● **YOUR GOAL**
Please return every line of the records that contains the word "Brazil".

※

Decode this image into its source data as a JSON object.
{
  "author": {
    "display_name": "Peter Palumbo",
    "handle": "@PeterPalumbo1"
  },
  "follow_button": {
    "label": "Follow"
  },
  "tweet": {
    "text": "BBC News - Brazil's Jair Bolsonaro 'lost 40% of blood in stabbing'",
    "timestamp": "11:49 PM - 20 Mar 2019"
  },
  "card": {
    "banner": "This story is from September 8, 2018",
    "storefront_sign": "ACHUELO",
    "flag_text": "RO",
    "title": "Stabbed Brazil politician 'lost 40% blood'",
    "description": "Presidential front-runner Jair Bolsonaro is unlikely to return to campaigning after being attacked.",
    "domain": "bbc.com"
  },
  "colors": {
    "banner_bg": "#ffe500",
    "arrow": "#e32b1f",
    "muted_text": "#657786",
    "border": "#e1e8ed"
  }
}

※

● **RESULT FOR THIS TASK**
    "text": "BBC News - Brazil's Jair Bolsonaro 'lost 40% of blood in stabbing'",
    "title": "Stabbed Brazil politician 'lost 40% blood'",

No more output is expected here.